Problem requirements: An unchanged copy of all the lines below is expected, and it should contain no pictures.

Data to examine:
*** Begin section ***
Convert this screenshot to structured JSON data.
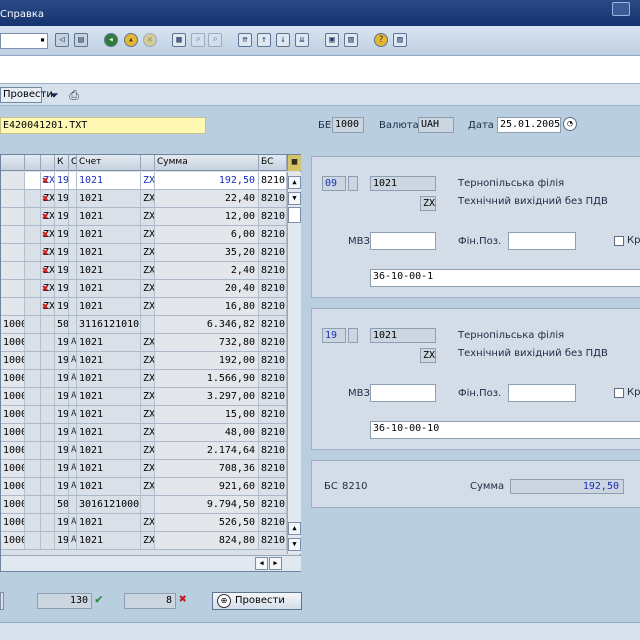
{
  "menu": {
    "title_fragment": "Справка"
  },
  "header": {
    "post_button_label": "Провести",
    "filename": "E420041201.TXT",
    "company_code_label": "БЕ",
    "company_code_value": "1000",
    "currency_label": "Валюта",
    "currency_value": "UAH",
    "date_label": "Дата",
    "date_value": "25.01.2005"
  },
  "table": {
    "columns": [
      "",
      "",
      "",
      "К",
      "С",
      "Счет",
      "",
      "Сумма",
      "БС"
    ],
    "rows": [
      {
        "c0": "",
        "c1": "",
        "c2": "ZX",
        "mark": "x",
        "k": "19",
        "s": "",
        "acct": "1021",
        "zx": "ZX",
        "amount": "192,50",
        "bs": "8210",
        "sel": true
      },
      {
        "c0": "",
        "c1": "",
        "c2": "ZX",
        "mark": "x",
        "k": "19",
        "s": "",
        "acct": "1021",
        "zx": "ZX",
        "amount": "22,40",
        "bs": "8210"
      },
      {
        "c0": "",
        "c1": "",
        "c2": "ZX",
        "mark": "x",
        "k": "19",
        "s": "",
        "acct": "1021",
        "zx": "ZX",
        "amount": "12,00",
        "bs": "8210"
      },
      {
        "c0": "",
        "c1": "",
        "c2": "ZX",
        "mark": "x",
        "k": "19",
        "s": "",
        "acct": "1021",
        "zx": "ZX",
        "amount": "6,00",
        "bs": "8210"
      },
      {
        "c0": "",
        "c1": "",
        "c2": "ZX",
        "mark": "x",
        "k": "19",
        "s": "",
        "acct": "1021",
        "zx": "ZX",
        "amount": "35,20",
        "bs": "8210"
      },
      {
        "c0": "",
        "c1": "",
        "c2": "ZX",
        "mark": "x",
        "k": "19",
        "s": "",
        "acct": "1021",
        "zx": "ZX",
        "amount": "2,40",
        "bs": "8210"
      },
      {
        "c0": "",
        "c1": "",
        "c2": "ZX",
        "mark": "x",
        "k": "19",
        "s": "",
        "acct": "1021",
        "zx": "ZX",
        "amount": "20,40",
        "bs": "8210"
      },
      {
        "c0": "",
        "c1": "",
        "c2": "ZX",
        "mark": "x",
        "k": "19",
        "s": "",
        "acct": "1021",
        "zx": "ZX",
        "amount": "16,80",
        "bs": "8210"
      },
      {
        "c0": "1000",
        "c1": "",
        "c2": "",
        "mark": "",
        "k": "50",
        "s": "",
        "acct": "3116121010",
        "zx": "",
        "amount": "6.346,82",
        "bs": "8210"
      },
      {
        "c0": "1000",
        "c1": "",
        "c2": "",
        "mark": "",
        "k": "19",
        "s": "A",
        "acct": "1021",
        "zx": "ZX",
        "amount": "732,80",
        "bs": "8210"
      },
      {
        "c0": "1000",
        "c1": "",
        "c2": "",
        "mark": "",
        "k": "19",
        "s": "A",
        "acct": "1021",
        "zx": "ZX",
        "amount": "192,00",
        "bs": "8210"
      },
      {
        "c0": "1000",
        "c1": "",
        "c2": "",
        "mark": "",
        "k": "19",
        "s": "A",
        "acct": "1021",
        "zx": "ZX",
        "amount": "1.566,90",
        "bs": "8210"
      },
      {
        "c0": "1000",
        "c1": "",
        "c2": "",
        "mark": "",
        "k": "19",
        "s": "A",
        "acct": "1021",
        "zx": "ZX",
        "amount": "3.297,00",
        "bs": "8210"
      },
      {
        "c0": "1000",
        "c1": "",
        "c2": "",
        "mark": "",
        "k": "19",
        "s": "A",
        "acct": "1021",
        "zx": "ZX",
        "amount": "15,00",
        "bs": "8210"
      },
      {
        "c0": "1000",
        "c1": "",
        "c2": "",
        "mark": "",
        "k": "19",
        "s": "A",
        "acct": "1021",
        "zx": "ZX",
        "amount": "48,00",
        "bs": "8210"
      },
      {
        "c0": "1000",
        "c1": "",
        "c2": "",
        "mark": "",
        "k": "19",
        "s": "A",
        "acct": "1021",
        "zx": "ZX",
        "amount": "2.174,64",
        "bs": "8210"
      },
      {
        "c0": "1000",
        "c1": "",
        "c2": "",
        "mark": "",
        "k": "19",
        "s": "A",
        "acct": "1021",
        "zx": "ZX",
        "amount": "708,36",
        "bs": "8210"
      },
      {
        "c0": "1000",
        "c1": "",
        "c2": "",
        "mark": "",
        "k": "19",
        "s": "A",
        "acct": "1021",
        "zx": "ZX",
        "amount": "921,60",
        "bs": "8210"
      },
      {
        "c0": "1000",
        "c1": "",
        "c2": "",
        "mark": "",
        "k": "50",
        "s": "",
        "acct": "3016121000",
        "zx": "",
        "amount": "9.794,50",
        "bs": "8210"
      },
      {
        "c0": "1000",
        "c1": "",
        "c2": "",
        "mark": "",
        "k": "19",
        "s": "A",
        "acct": "1021",
        "zx": "ZX",
        "amount": "526,50",
        "bs": "8210"
      },
      {
        "c0": "1000",
        "c1": "",
        "c2": "",
        "mark": "",
        "k": "19",
        "s": "A",
        "acct": "1021",
        "zx": "ZX",
        "amount": "824,80",
        "bs": "8210"
      }
    ]
  },
  "panel1": {
    "k": "09",
    "acct": "1021",
    "tax": "ZX",
    "branch": "Тернопільська філія",
    "tax_desc": "Технічний вихідний без ПДВ",
    "mvz_label": "МВЗ",
    "finpos_label": "Фін.Поз.",
    "kr_label": "Кр",
    "text": "36-10-00-1"
  },
  "panel2": {
    "k": "19",
    "acct": "1021",
    "tax": "ZX",
    "branch": "Тернопільська філія",
    "tax_desc": "Технічний вихідний без ПДВ",
    "mvz_label": "МВЗ",
    "finpos_label": "Фін.Поз.",
    "kr_label": "Кр",
    "text": "36-10-00-10"
  },
  "panel3": {
    "bs_label": "БС",
    "bs_value": "8210",
    "sum_label": "Сумма",
    "sum_value": "192,50"
  },
  "footer": {
    "ok_count": "130",
    "err_count": "8",
    "post_label": "Провести"
  },
  "colors": {
    "accent": "#1a2fb8",
    "error": "#c21d1d",
    "ok": "#2e8b3a"
  }
}
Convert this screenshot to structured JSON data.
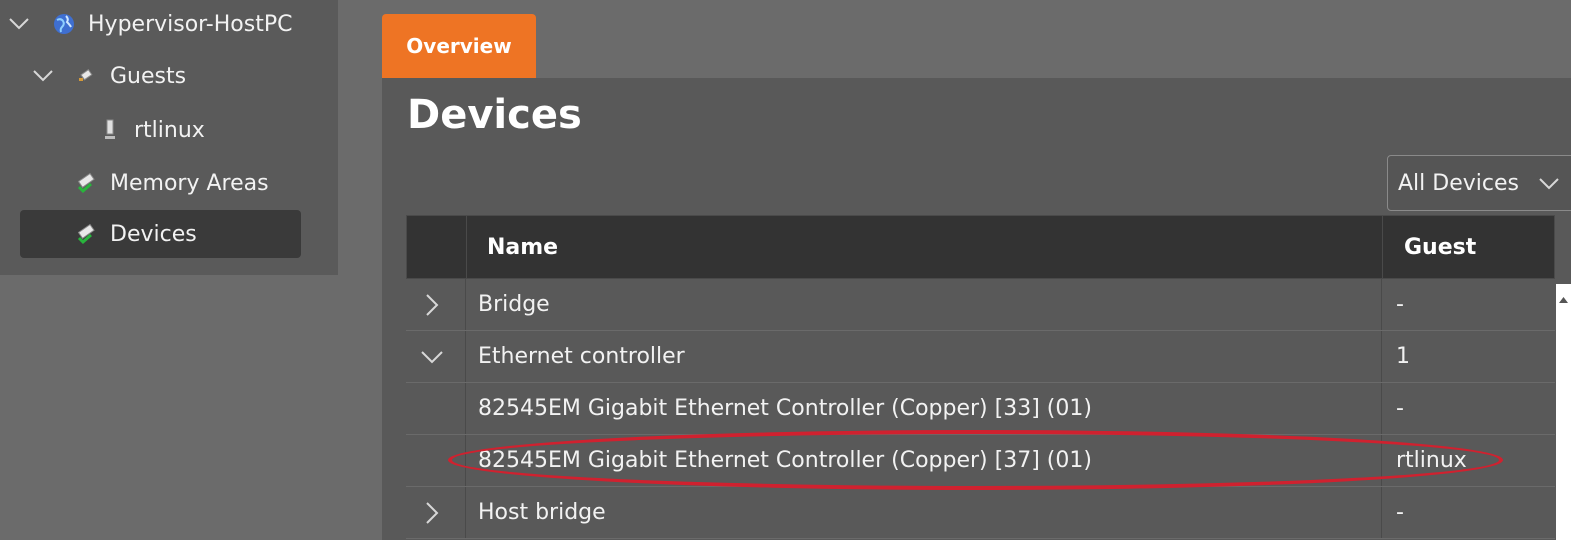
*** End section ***
Expected output:
Convert this screenshot to structured JSON data.
{
  "menu": {
    "title_fragment": "Справка"
  },
  "header": {
    "post_button_label": "Провести",
    "filename": "E420041201.TXT",
    "company_code_label": "БЕ",
    "company_code_value": "1000",
    "currency_label": "Валюта",
    "currency_value": "UAH",
    "date_label": "Дата",
    "date_value": "25.01.2005"
  },
  "table": {
    "columns": [
      "",
      "",
      "",
      "К",
      "С",
      "Счет",
      "",
      "Сумма",
      "БС"
    ],
    "rows": [
      {
        "c0": "",
        "c1": "",
        "c2": "ZX",
        "mark": "x",
        "k": "19",
        "s": "",
        "acct": "1021",
        "zx": "ZX",
        "amount": "192,50",
        "bs": "8210",
        "sel": true
      },
      {
        "c0": "",
        "c1": "",
        "c2": "ZX",
        "mark": "x",
        "k": "19",
        "s": "",
        "acct": "1021",
        "zx": "ZX",
        "amount": "22,40",
        "bs": "8210"
      },
      {
        "c0": "",
        "c1": "",
        "c2": "ZX",
        "mark": "x",
        "k": "19",
        "s": "",
        "acct": "1021",
        "zx": "ZX",
        "amount": "12,00",
        "bs": "8210"
      },
      {
        "c0": "",
        "c1": "",
        "c2": "ZX",
        "mark": "x",
        "k": "19",
        "s": "",
        "acct": "1021",
        "zx": "ZX",
        "amount": "6,00",
        "bs": "8210"
      },
      {
        "c0": "",
        "c1": "",
        "c2": "ZX",
        "mark": "x",
        "k": "19",
        "s": "",
        "acct": "1021",
        "zx": "ZX",
        "amount": "35,20",
        "bs": "8210"
      },
      {
        "c0": "",
        "c1": "",
        "c2": "ZX",
        "mark": "x",
        "k": "19",
        "s": "",
        "acct": "1021",
        "zx": "ZX",
        "amount": "2,40",
        "bs": "8210"
      },
      {
        "c0": "",
        "c1": "",
        "c2": "ZX",
        "mark": "x",
        "k": "19",
        "s": "",
        "acct": "1021",
        "zx": "ZX",
        "amount": "20,40",
        "bs": "8210"
      },
      {
        "c0": "",
        "c1": "",
        "c2": "ZX",
        "mark": "x",
        "k": "19",
        "s": "",
        "acct": "1021",
        "zx": "ZX",
        "amount": "16,80",
        "bs": "8210"
      },
      {
        "c0": "1000",
        "c1": "",
        "c2": "",
        "mark": "",
        "k": "50",
        "s": "",
        "acct": "3116121010",
        "zx": "",
        "amount": "6.346,82",
        "bs": "8210"
      },
      {
        "c0": "1000",
        "c1": "",
        "c2": "",
        "mark": "",
        "k": "19",
        "s": "A",
        "acct": "1021",
        "zx": "ZX",
        "amount": "732,80",
        "bs": "8210"
      },
      {
        "c0": "1000",
        "c1": "",
        "c2": "",
        "mark": "",
        "k": "19",
        "s": "A",
        "acct": "1021",
        "zx": "ZX",
        "amount": "192,00",
        "bs": "8210"
      },
      {
        "c0": "1000",
        "c1": "",
        "c2": "",
        "mark": "",
        "k": "19",
        "s": "A",
        "acct": "1021",
        "zx": "ZX",
        "amount": "1.566,90",
        "bs": "8210"
      },
      {
        "c0": "1000",
        "c1": "",
        "c2": "",
        "mark": "",
        "k": "19",
        "s": "A",
        "acct": "1021",
        "zx": "ZX",
        "amount": "3.297,00",
        "bs": "8210"
      },
      {
        "c0": "1000",
        "c1": "",
        "c2": "",
        "mark": "",
        "k": "19",
        "s": "A",
        "acct": "1021",
        "zx": "ZX",
        "amount": "15,00",
        "bs": "8210"
      },
      {
        "c0": "1000",
        "c1": "",
        "c2": "",
        "mark": "",
        "k": "19",
        "s": "A",
        "acct": "1021",
        "zx": "ZX",
        "amount": "48,00",
        "bs": "8210"
      },
      {
        "c0": "1000",
        "c1": "",
        "c2": "",
        "mark": "",
        "k": "19",
        "s": "A",
        "acct": "1021",
        "zx": "ZX",
        "amount": "2.174,64",
        "bs": "8210"
      },
      {
        "c0": "1000",
        "c1": "",
        "c2": "",
        "mark": "",
        "k": "19",
        "s": "A",
        "acct": "1021",
        "zx": "ZX",
        "amount": "708,36",
        "bs": "8210"
      },
      {
        "c0": "1000",
        "c1": "",
        "c2": "",
        "mark": "",
        "k": "19",
        "s": "A",
        "acct": "1021",
        "zx": "ZX",
        "amount": "921,60",
        "bs": "8210"
      },
      {
        "c0": "1000",
        "c1": "",
        "c2": "",
        "mark": "",
        "k": "50",
        "s": "",
        "acct": "3016121000",
        "zx": "",
        "amount": "9.794,50",
        "bs": "8210"
      },
      {
        "c0": "1000",
        "c1": "",
        "c2": "",
        "mark": "",
        "k": "19",
        "s": "A",
        "acct": "1021",
        "zx": "ZX",
        "amount": "526,50",
        "bs": "8210"
      },
      {
        "c0": "1000",
        "c1": "",
        "c2": "",
        "mark": "",
        "k": "19",
        "s": "A",
        "acct": "1021",
        "zx": "ZX",
        "amount": "824,80",
        "bs": "8210"
      }
    ]
  },
  "panel1": {
    "k": "09",
    "acct": "1021",
    "tax": "ZX",
    "branch": "Тернопільська філія",
    "tax_desc": "Технічний вихідний без ПДВ",
    "mvz_label": "МВЗ",
    "finpos_label": "Фін.Поз.",
    "kr_label": "Кр",
    "text": "36-10-00-1"
  },
  "panel2": {
    "k": "19",
    "acct": "1021",
    "tax": "ZX",
    "branch": "Тернопільська філія",
    "tax_desc": "Технічний вихідний без ПДВ",
    "mvz_label": "МВЗ",
    "finpos_label": "Фін.Поз.",
    "kr_label": "Кр",
    "text": "36-10-00-10"
  },
  "panel3": {
    "bs_label": "БС",
    "bs_value": "8210",
    "sum_label": "Сумма",
    "sum_value": "192,50"
  },
  "footer": {
    "ok_count": "130",
    "err_count": "8",
    "post_label": "Провести"
  },
  "colors": {
    "accent": "#1a2fb8",
    "error": "#c21d1d",
    "ok": "#2e8b3a"
  }
}
Convert this screenshot to structured JSON data.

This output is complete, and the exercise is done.